══ TASK DATA
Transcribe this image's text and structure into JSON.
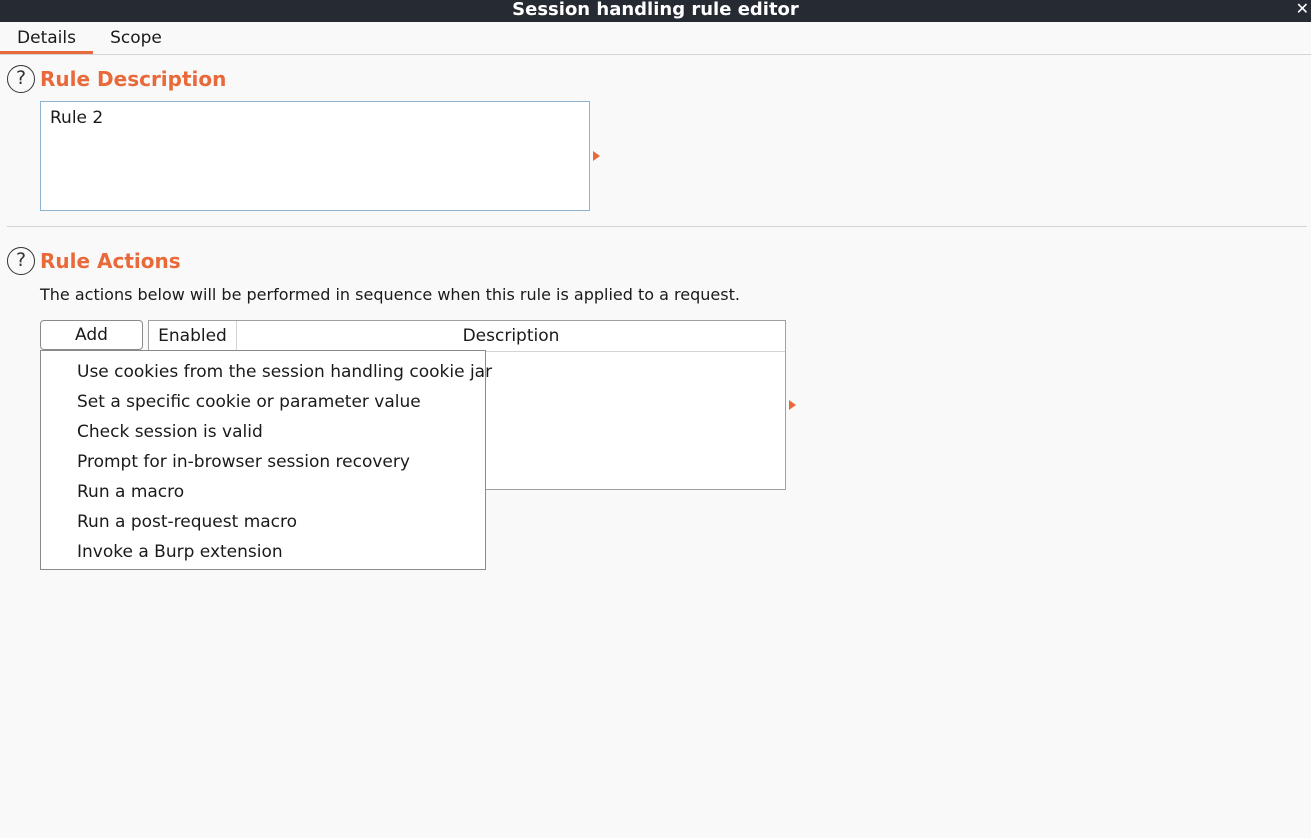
{
  "window": {
    "title": "Session handling rule editor",
    "close_glyph": "✕"
  },
  "tabs": [
    {
      "label": "Details",
      "active": true
    },
    {
      "label": "Scope",
      "active": false
    }
  ],
  "rule_description": {
    "heading": "Rule Description",
    "help_glyph": "?",
    "value": "Rule 2"
  },
  "rule_actions": {
    "heading": "Rule Actions",
    "help_glyph": "?",
    "info": "The actions below will be performed in sequence when this rule is applied to a request.",
    "add_label": "Add",
    "columns": [
      "Enabled",
      "Description"
    ],
    "rows": []
  },
  "add_menu": {
    "items": [
      "Use cookies from the session handling cookie jar",
      "Set a specific cookie or parameter value",
      "Check session is valid",
      "Prompt for in-browser session recovery",
      "Run a macro",
      "Run a post-request macro",
      "Invoke a Burp extension"
    ]
  },
  "colors": {
    "accent": "#e8693a",
    "titlebar_bg": "#262a33",
    "field_border": "#8fb4d0"
  }
}
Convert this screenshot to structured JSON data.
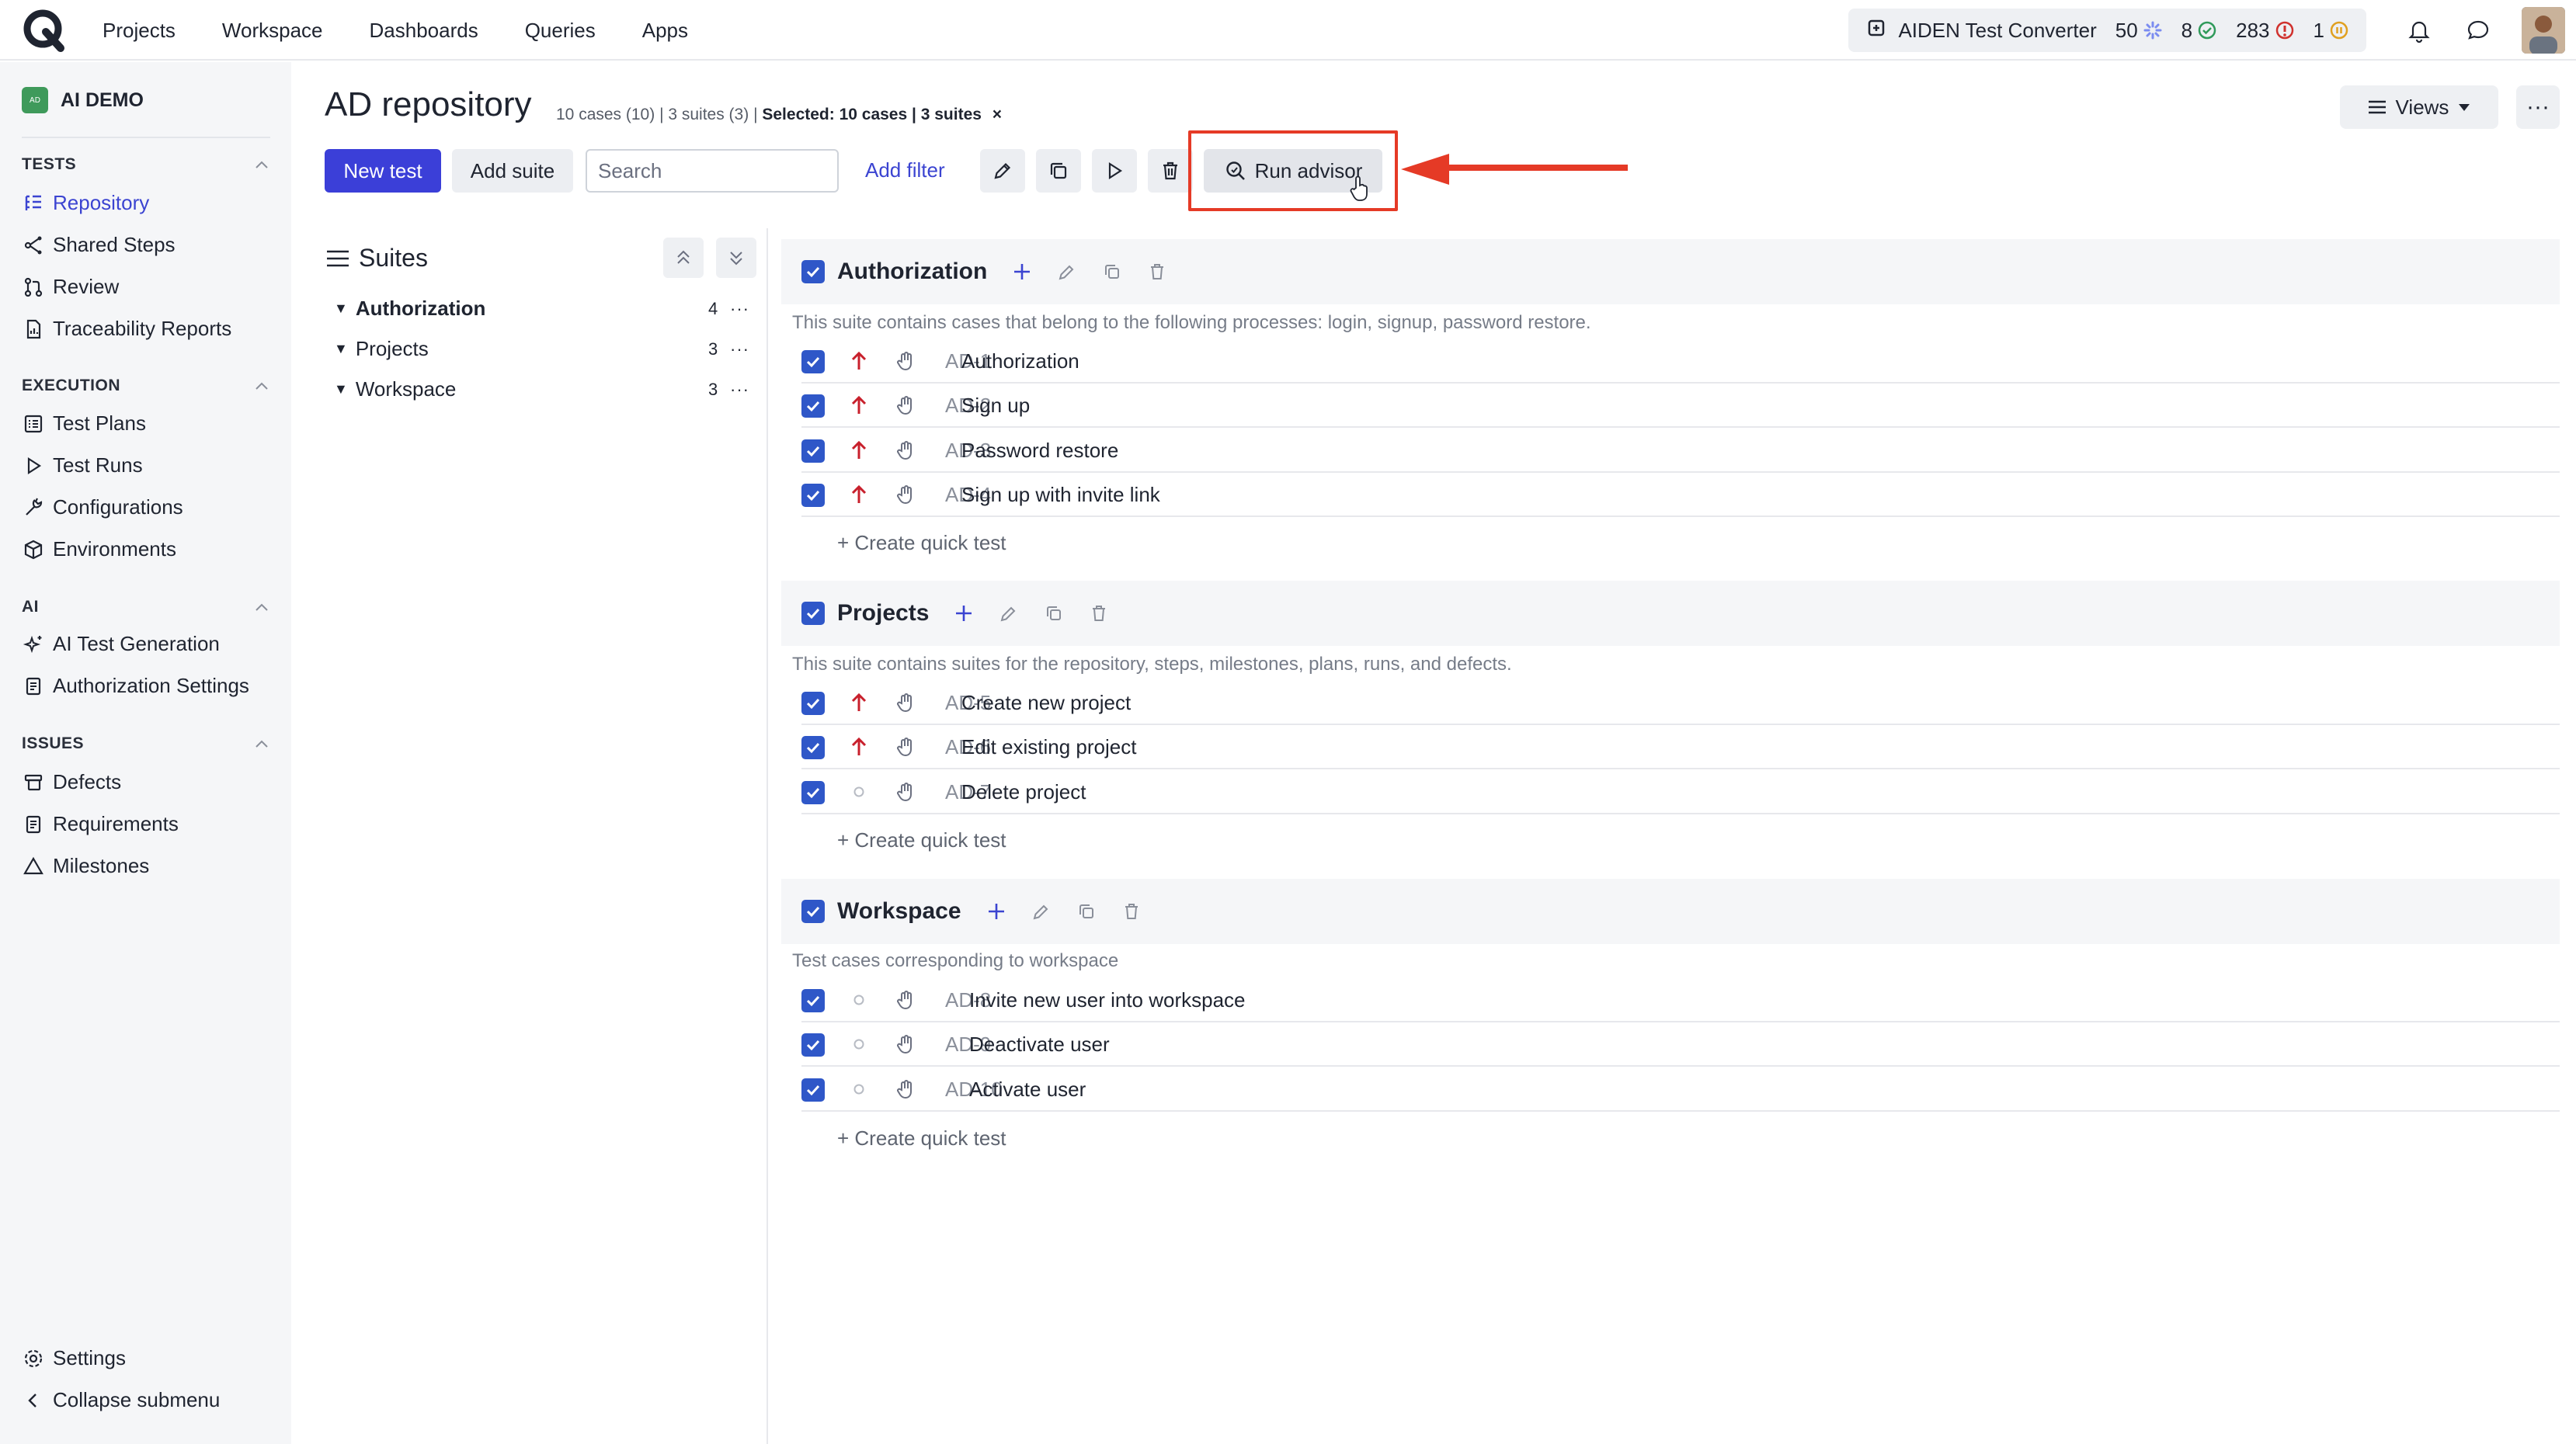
{
  "topbar": {
    "nav": [
      "Projects",
      "Workspace",
      "Dashboards",
      "Queries",
      "Apps"
    ],
    "aiden": {
      "label": "AIDEN Test Converter",
      "stat_pending": "50",
      "stat_passed": "8",
      "stat_failed": "283",
      "stat_paused": "1"
    }
  },
  "sidebar": {
    "project_badge": "AD",
    "project_name": "AI DEMO",
    "sections": {
      "tests": "TESTS",
      "execution": "EXECUTION",
      "ai": "AI",
      "issues": "ISSUES"
    },
    "items": {
      "repository": "Repository",
      "shared_steps": "Shared Steps",
      "review": "Review",
      "traceability": "Traceability Reports",
      "test_plans": "Test Plans",
      "test_runs": "Test Runs",
      "configurations": "Configurations",
      "environments": "Environments",
      "ai_test_generation": "AI Test Generation",
      "authorization_settings": "Authorization Settings",
      "defects": "Defects",
      "requirements": "Requirements",
      "milestones": "Milestones",
      "settings": "Settings",
      "collapse": "Collapse submenu"
    }
  },
  "header": {
    "title": "AD repository",
    "meta_counts": "10 cases (10) | 3 suites (3)",
    "meta_selected": "Selected: 10 cases | 3 suites",
    "meta_clear": "×",
    "views_label": "Views",
    "more_label": "···"
  },
  "toolbar": {
    "new_test": "New test",
    "add_suite": "Add suite",
    "search_placeholder": "Search",
    "add_filter": "Add filter",
    "run_advisor": "Run advisor"
  },
  "tree": {
    "title": "Suites",
    "items": [
      {
        "label": "Authorization",
        "count": "4"
      },
      {
        "label": "Projects",
        "count": "3"
      },
      {
        "label": "Workspace",
        "count": "3"
      }
    ],
    "dots": "···"
  },
  "suites": [
    {
      "name": "Authorization",
      "description": "This suite contains cases that belong to the following processes: login, signup, password restore.",
      "cases": [
        {
          "id": "AD-1",
          "title": "Authorization",
          "priority": "high"
        },
        {
          "id": "AD-2",
          "title": "Sign up",
          "priority": "high"
        },
        {
          "id": "AD-3",
          "title": "Password restore",
          "priority": "high"
        },
        {
          "id": "AD-4",
          "title": "Sign up with invite link",
          "priority": "high"
        }
      ],
      "quick": "+ Create quick test"
    },
    {
      "name": "Projects",
      "description": "This suite contains suites for the repository, steps, milestones, plans, runs, and defects.",
      "cases": [
        {
          "id": "AD-5",
          "title": "Create new project",
          "priority": "high"
        },
        {
          "id": "AD-6",
          "title": "Edit existing project",
          "priority": "high"
        },
        {
          "id": "AD-7",
          "title": "Delete project",
          "priority": "none"
        }
      ],
      "quick": "+ Create quick test"
    },
    {
      "name": "Workspace",
      "description": "Test cases corresponding to workspace",
      "cases": [
        {
          "id": "AD-8",
          "title": "Invite new user into workspace",
          "priority": "none"
        },
        {
          "id": "AD-9",
          "title": "Deactivate user",
          "priority": "none"
        },
        {
          "id": "AD-10",
          "title": "Activate user",
          "priority": "none"
        }
      ],
      "quick": "+ Create quick test"
    }
  ],
  "colors": {
    "accent": "#3b3fd8",
    "link": "#3b44d1",
    "checkbox": "#2f57c8",
    "priority_high": "#c8202c",
    "annotation_red": "#e53a26"
  }
}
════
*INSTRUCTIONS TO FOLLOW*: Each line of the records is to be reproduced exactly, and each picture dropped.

*RESULT FOR THIS TASK*:
Transcribe this image's text and structure into JSON.
{
  "window": {
    "title": "Session handling rule editor",
    "close_glyph": "✕"
  },
  "tabs": [
    {
      "label": "Details",
      "active": true
    },
    {
      "label": "Scope",
      "active": false
    }
  ],
  "rule_description": {
    "heading": "Rule Description",
    "help_glyph": "?",
    "value": "Rule 2"
  },
  "rule_actions": {
    "heading": "Rule Actions",
    "help_glyph": "?",
    "info": "The actions below will be performed in sequence when this rule is applied to a request.",
    "add_label": "Add",
    "columns": [
      "Enabled",
      "Description"
    ],
    "rows": []
  },
  "add_menu": {
    "items": [
      "Use cookies from the session handling cookie jar",
      "Set a specific cookie or parameter value",
      "Check session is valid",
      "Prompt for in-browser session recovery",
      "Run a macro",
      "Run a post-request macro",
      "Invoke a Burp extension"
    ]
  },
  "colors": {
    "accent": "#e8693a",
    "titlebar_bg": "#262a33",
    "field_border": "#8fb4d0"
  }
}
Convert this screenshot to structured JSON data.
{
  "topbar": {
    "nav": [
      "Projects",
      "Workspace",
      "Dashboards",
      "Queries",
      "Apps"
    ],
    "aiden": {
      "label": "AIDEN Test Converter",
      "stat_pending": "50",
      "stat_passed": "8",
      "stat_failed": "283",
      "stat_paused": "1"
    }
  },
  "sidebar": {
    "project_badge": "AD",
    "project_name": "AI DEMO",
    "sections": {
      "tests": "TESTS",
      "execution": "EXECUTION",
      "ai": "AI",
      "issues": "ISSUES"
    },
    "items": {
      "repository": "Repository",
      "shared_steps": "Shared Steps",
      "review": "Review",
      "traceability": "Traceability Reports",
      "test_plans": "Test Plans",
      "test_runs": "Test Runs",
      "configurations": "Configurations",
      "environments": "Environments",
      "ai_test_generation": "AI Test Generation",
      "authorization_settings": "Authorization Settings",
      "defects": "Defects",
      "requirements": "Requirements",
      "milestones": "Milestones",
      "settings": "Settings",
      "collapse": "Collapse submenu"
    }
  },
  "header": {
    "title": "AD repository",
    "meta_counts": "10 cases (10) | 3 suites (3)",
    "meta_selected": "Selected: 10 cases | 3 suites",
    "meta_clear": "×",
    "views_label": "Views",
    "more_label": "···"
  },
  "toolbar": {
    "new_test": "New test",
    "add_suite": "Add suite",
    "search_placeholder": "Search",
    "add_filter": "Add filter",
    "run_advisor": "Run advisor"
  },
  "tree": {
    "title": "Suites",
    "items": [
      {
        "label": "Authorization",
        "count": "4"
      },
      {
        "label": "Projects",
        "count": "3"
      },
      {
        "label": "Workspace",
        "count": "3"
      }
    ],
    "dots": "···"
  },
  "suites": [
    {
      "name": "Authorization",
      "description": "This suite contains cases that belong to the following processes: login, signup, password restore.",
      "cases": [
        {
          "id": "AD-1",
          "title": "Authorization",
          "priority": "high"
        },
        {
          "id": "AD-2",
          "title": "Sign up",
          "priority": "high"
        },
        {
          "id": "AD-3",
          "title": "Password restore",
          "priority": "high"
        },
        {
          "id": "AD-4",
          "title": "Sign up with invite link",
          "priority": "high"
        }
      ],
      "quick": "+ Create quick test"
    },
    {
      "name": "Projects",
      "description": "This suite contains suites for the repository, steps, milestones, plans, runs, and defects.",
      "cases": [
        {
          "id": "AD-5",
          "title": "Create new project",
          "priority": "high"
        },
        {
          "id": "AD-6",
          "title": "Edit existing project",
          "priority": "high"
        },
        {
          "id": "AD-7",
          "title": "Delete project",
          "priority": "none"
        }
      ],
      "quick": "+ Create quick test"
    },
    {
      "name": "Workspace",
      "description": "Test cases corresponding to workspace",
      "cases": [
        {
          "id": "AD-8",
          "title": "Invite new user into workspace",
          "priority": "none"
        },
        {
          "id": "AD-9",
          "title": "Deactivate user",
          "priority": "none"
        },
        {
          "id": "AD-10",
          "title": "Activate user",
          "priority": "none"
        }
      ],
      "quick": "+ Create quick test"
    }
  ],
  "colors": {
    "accent": "#3b3fd8",
    "link": "#3b44d1",
    "checkbox": "#2f57c8",
    "priority_high": "#c8202c",
    "annotation_red": "#e53a26"
  }
}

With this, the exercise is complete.